WINTER HAVEN — Florida State offensive coordinator Jimbo Fisher spent last Friday night getting his feet wet.
He chatted up fans, signed whatever scraps of paper were handy and posed for countless pictures, all things a coach — and not an assistant — typically does at a booster club function.
But then he isn't the typical assistant.
Fisher's the king in waiting; the designated successor to Bobby Bowden. One day, Bowden's diverse duties will be his and Fisher's taking advantage of this time to get a feel for what that will be like.
"It is like wading in (the pool) as far as getting educated on the whole process and the time constraints that go with it," he said. "Getting introduced to the people across the state that I haven't had the time to meet that Coach Bowden already knows … so we can start a relationship for the future."

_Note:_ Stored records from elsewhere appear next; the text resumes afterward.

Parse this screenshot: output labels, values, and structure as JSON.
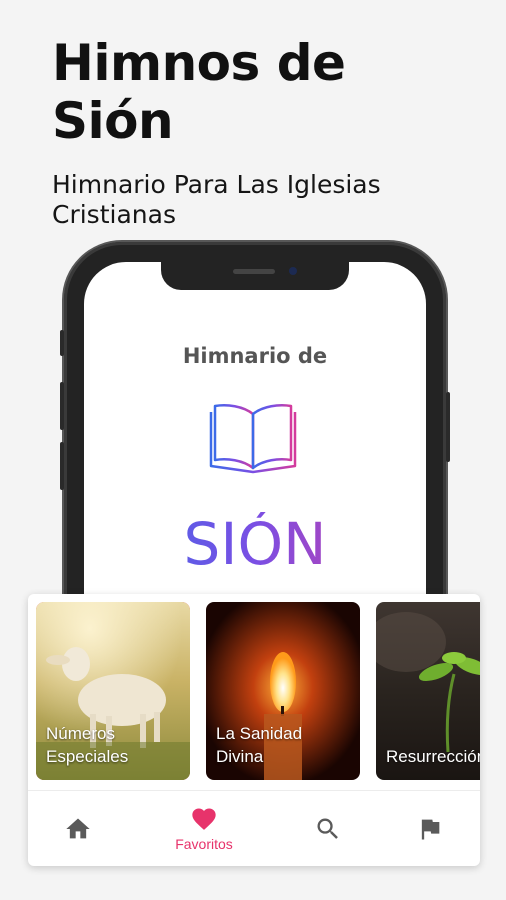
{
  "headline": {
    "title_line1": "Himnos de",
    "title_line2": "Sión",
    "subtitle_line1": "Himnario Para Las Iglesias",
    "subtitle_line2": "Cristianas"
  },
  "phone_screen": {
    "pre_title": "Himnario de",
    "title": "SIÓN",
    "logo_icon": "open-book-icon"
  },
  "categories": [
    {
      "label_line1": "Números",
      "label_line2": "Especiales",
      "image": "lamb-in-field",
      "selected": true
    },
    {
      "label_line1": "La Sanidad",
      "label_line2": "Divina",
      "image": "candle-flame",
      "selected": false
    },
    {
      "label_line1": "",
      "label_line2": "Resurrección",
      "image": "plant-sprout",
      "selected": false
    }
  ],
  "bottom_nav": {
    "items": [
      {
        "icon": "home-icon",
        "label": ""
      },
      {
        "icon": "heart-icon",
        "label": "Favoritos",
        "active": true
      },
      {
        "icon": "search-icon",
        "label": ""
      },
      {
        "icon": "flag-icon",
        "label": ""
      }
    ]
  },
  "colors": {
    "accent": "#e7336b",
    "nav_icon": "#5a5a5a",
    "background": "#f4f4f4",
    "title_gradient": [
      "#3b6be8",
      "#7a4fe4",
      "#d43b9c"
    ]
  }
}
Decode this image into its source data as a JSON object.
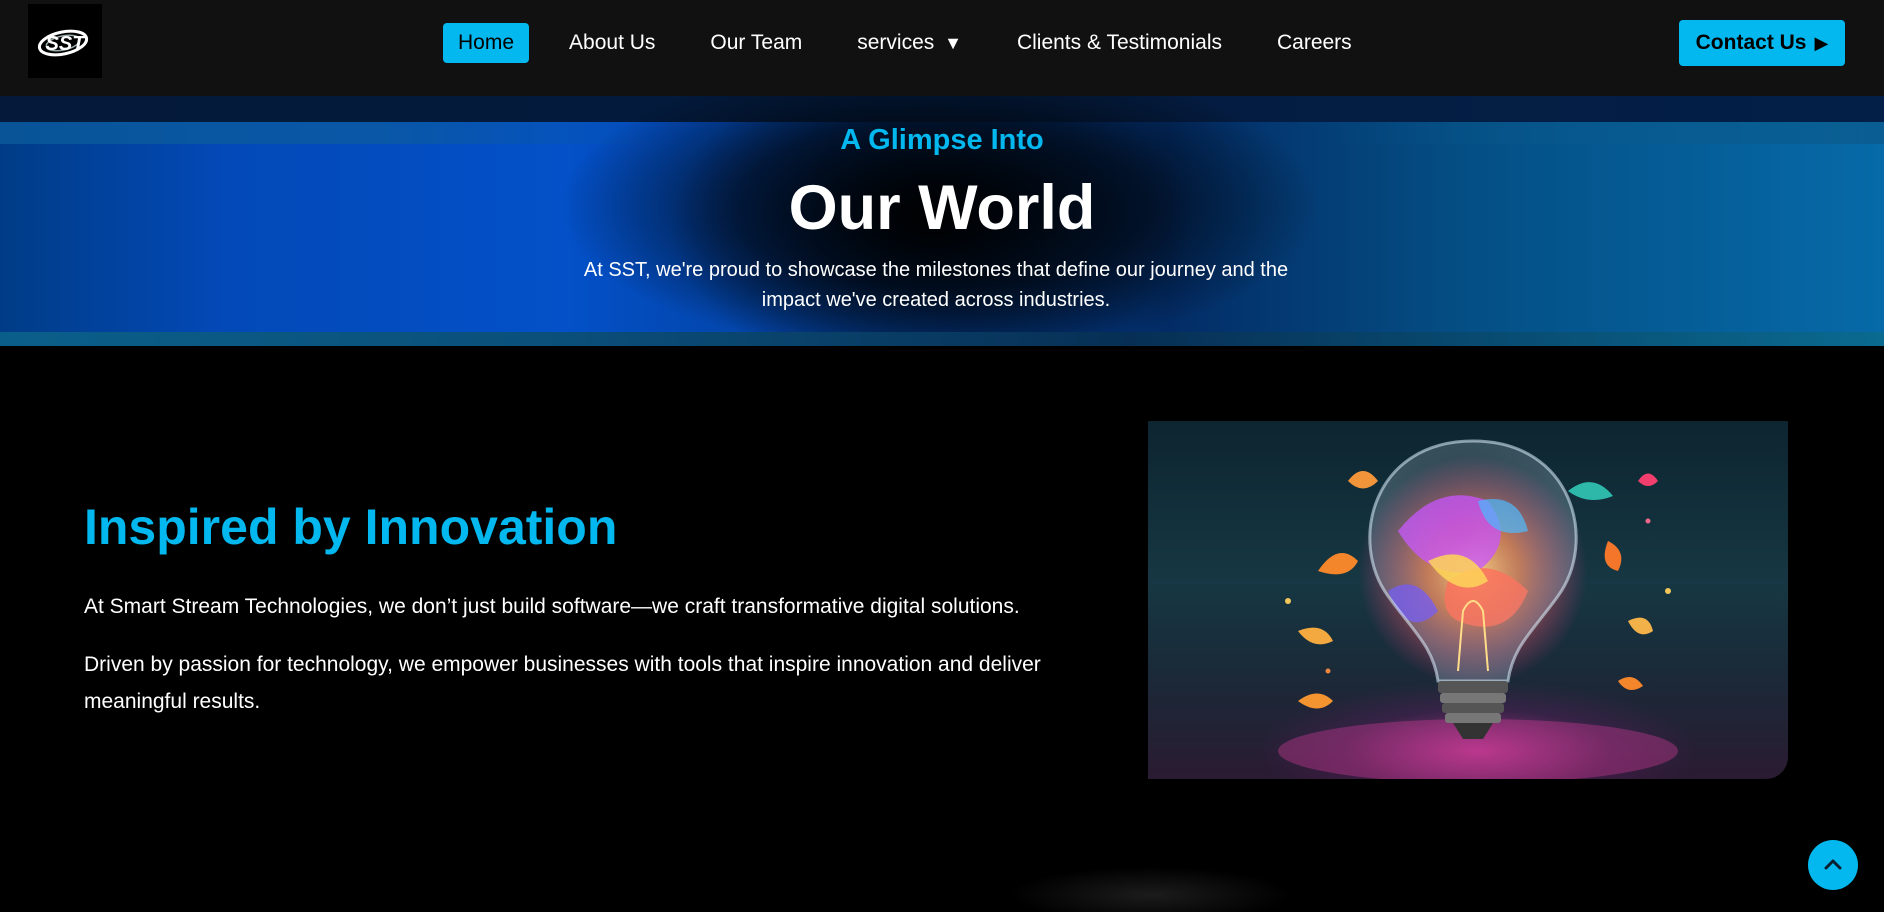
{
  "header": {
    "logo_text": "SST",
    "nav": [
      {
        "label": "Home",
        "active": true
      },
      {
        "label": "About Us"
      },
      {
        "label": "Our Team"
      },
      {
        "label": "services",
        "caret": "▼"
      },
      {
        "label": "Clients & Testimonials"
      },
      {
        "label": "Careers"
      }
    ],
    "contact_label": "Contact Us",
    "contact_icon": "▶"
  },
  "hero": {
    "subtitle": "A Glimpse Into",
    "title": "Our World",
    "description": "At SST, we're proud to showcase the milestones that define our journey and the impact we've created across industries."
  },
  "section": {
    "title": "Inspired by Innovation",
    "paragraph1": "At Smart Stream Technologies, we don’t just build software—we craft transformative digital solutions.",
    "paragraph2": "Driven by passion for technology, we empower businesses with tools that inspire innovation and deliver meaningful results."
  },
  "colors": {
    "accent": "#03b8ef",
    "header_bg": "#111111",
    "page_bg": "#000000"
  },
  "icons": {
    "scroll_top": "chevron-up-icon"
  }
}
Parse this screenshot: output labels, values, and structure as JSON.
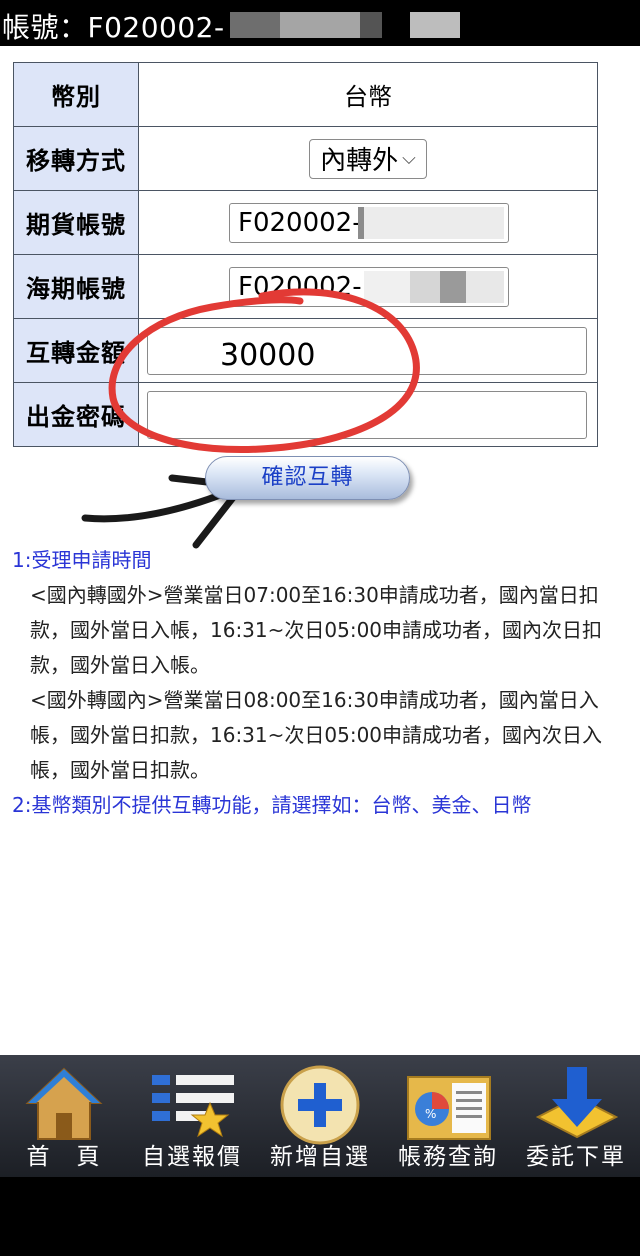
{
  "header": {
    "account_label": "帳號：F020002-"
  },
  "form": {
    "rows": [
      {
        "label": "幣別",
        "value": "台幣"
      },
      {
        "label": "移轉方式",
        "value": "內轉外"
      },
      {
        "label": "期貨帳號",
        "value": "F020002-"
      },
      {
        "label": "海期帳號",
        "value": "F020002-"
      },
      {
        "label": "互轉金額",
        "value": "30000"
      },
      {
        "label": "出金密碼",
        "value": ""
      }
    ]
  },
  "confirm_button": "確認互轉",
  "notes": {
    "item1_title": "1:受理申請時間",
    "item1_line1": "<國內轉國外>營業當日07:00至16:30申請成功者，國內當日扣款，國外當日入帳，16:31~次日05:00申請成功者，國內次日扣款，國外當日入帳。",
    "item1_line2": "<國外轉國內>營業當日08:00至16:30申請成功者，國內當日入帳，國外當日扣款，16:31~次日05:00申請成功者，國內次日入帳，國外當日扣款。",
    "item2": "2:基幣類別不提供互轉功能，請選擇如：台幣、美金、日幣"
  },
  "nav": {
    "home": "首　頁",
    "watchlist": "自選報價",
    "add_watch": "新增自選",
    "account_query": "帳務查詢",
    "place_order": "委託下單"
  },
  "colors": {
    "label_bg": "#dde5f8",
    "accent_blue": "#2a35d6",
    "annotation_red": "#e23a35",
    "navbar": "#2a2d34"
  }
}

Since coming to FSU in 1976, Bowden has spent his springtime crisscrossing the state to connect with the fan base, playing golf in the morning and doing the "meet-and-greet" in the evening at a dinner. That's been critical as he's helped the booster organization raise the millions of dollars necessary to transform a once moribund program into one of the most elite.
This is the first year that Bowden's sharing that part of his job.
Fisher has joined Bowden twice at the dinners and will do so again as many as six more times, including in Tampa tonight and in Pinellas County on May 16. As part of the contract that made him the heir, Fisher, 42, will receive $200,000 for the work.
"Is it awkward? Not for me. Now if I just started coaching, it would," Bowden said, laughing. "I'd say, 'They've got my replacement and I ain't through yet.' … I'm glad he's here. He's getting a little taste for what I do."
Meeting and greeting
Fisher's day last Friday, unlike Bowden's, didn't begin at a posh country club with a couple hundred others grouped into foursomes. He's more into hunting and fishing.
"I will golf at times," he said. "Trey, who just turned 7, wants to start golfing, so I may have to start playing (more) again."
Instead, he flew into Bartow in the afternoon for one of several informal, private meetings with a small group of prominent area boosters, the kind who write checks with lots and lots of zeroes.
Just as important, folks want to get a read of Fisher.
"They want to know your vision, where you see Florida State going," he said.
While Bowden can disarm you with down-home charm and G-rated humor, Fisher can win you over with affability and an infectious passion that's easy to detect as he talks faster and faster about a subject.
"It's been real positive," Charlie Barnes, the executive director of Seminole Boosters Inc., said of the response to Fisher. "People see youth and enthusiasm."
By around 6 p.m., the gymnasium-turned-banquet-hall just down the street from Cypress Gardens began to fill up. As usual for a tour stop, a good number of folks lined one wall to wait to have their picture taken with Bowden. On this night, others milled around in the back to wait for another kind of keepsake:
The chance to meet Fisher.
"He seems to be a wonderful person and a lot like Coach Bowden," said Bill Dawson, 42, of Winter Haven.
Jan Coachman, 63, of Lakeland was ecstatic after her introduction ended with a Kodak moment.
"I just had my portrait made with Jimbo Fisher," she crowed to a friend.
"We're hanging onto this," added Emilie Deas, 64, of Winter Haven as she clutched a Fisher autograph.
While he's not one to make a joke about his wife's driving or shopping as Bowden does so famously, Fisher's not a neophyte when it comes to big audiences. He spoke at club meetings while an assistant at Auburn and LSU.
What is different is when he's on stage and has to introduce Bowden as he did in Winter Haven and will again tonight. How, he asks, do you do justice to all that his boss has accomplished in a few moments?
"There'll never be another Bobby Bowden," he told the crowd. "But the thing that impresses me the most about him is the dignity and class in which he's done it. He's what's right about college football. I just hope that when my time comes, and that's whenever Coach Bowden wants it to, I can do it with half the dignity, half the class and, we'll say, half the wins of Coach Bowden."
Brian Landman can be reached at firstname.lastname@example.org or (813) 226-3347.